The existing house is oriented to the north (street), and the addition faces largely south into the backyard. Polycarbonate sheeting to the east allows morning daylight into the back areas of the house and a small void in the centre of the plan brings daylight to the lower floor of the house. Old casement windows have had screens added to the interior and traditional doors have been modified into sliders to allow for operable screen panels, which allow for ventilation, light levels and privacy.
The ground level has a concrete slab, clear sealed and saw cut for improved thermal mass. The downstairs is considered as a subterranean space and is made of masonry where it retains soil and then largely sliding panels towards the yard. The new work upstairs is highly insulated, lightweight, mainly timber-framed construction. Roof sheeting has been retained and re-used where possible. The new work has used largely reclaimed timber from demolition on construction sites. Where new flooring has been used, it is rejected stock purchased from auctions. Downstairs the ceiling is built with sustainably grown paulownia from GlossWood. Cabinetry is made from Tasmanian blackwood veneer from Sharp’s Plywood. Concrete benchtop is done by the architect, and stone benchtops have been made with tiles over a plywood substructure and edged in hardwood. All cabinetry including the couch has been made by the architect.
Timber floors are mixed Australian hardwoods from reject stock at material auctions.
Windows are timber framed and built by the architect, with Viridian low-E clear double glazing and Breezway louvre inserts and awning/casement windows.
Heating and cooling
The house does not have air conditioning. A passive ventilation strategy of louvres in new openings and new operable batten screens to old openings allow the house to breathe even at night-time or while the occupants are at work.

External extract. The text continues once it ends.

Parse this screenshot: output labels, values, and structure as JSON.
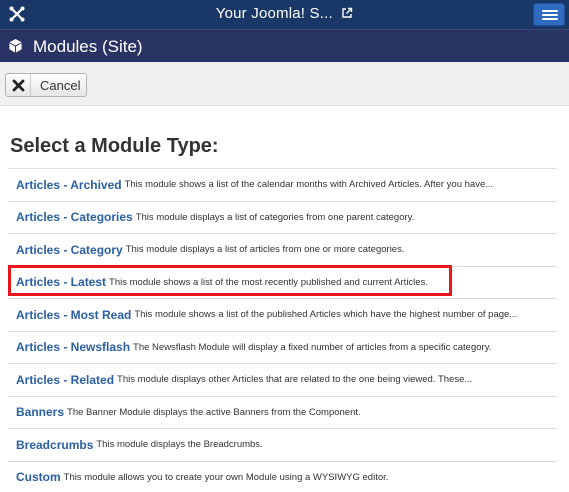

There is a wood burning fireplace that heats the entire house in winter due to its proximity to the void between levels
Hot water system
Hot water is a Rinnai gas booster.
Rainwater from the rear roof is directed to a 1000-litre galvanised tank which supplies water for garden irrigation.
The house uses low-energy LED lighting.
6.7kw solar with 2.9w battery.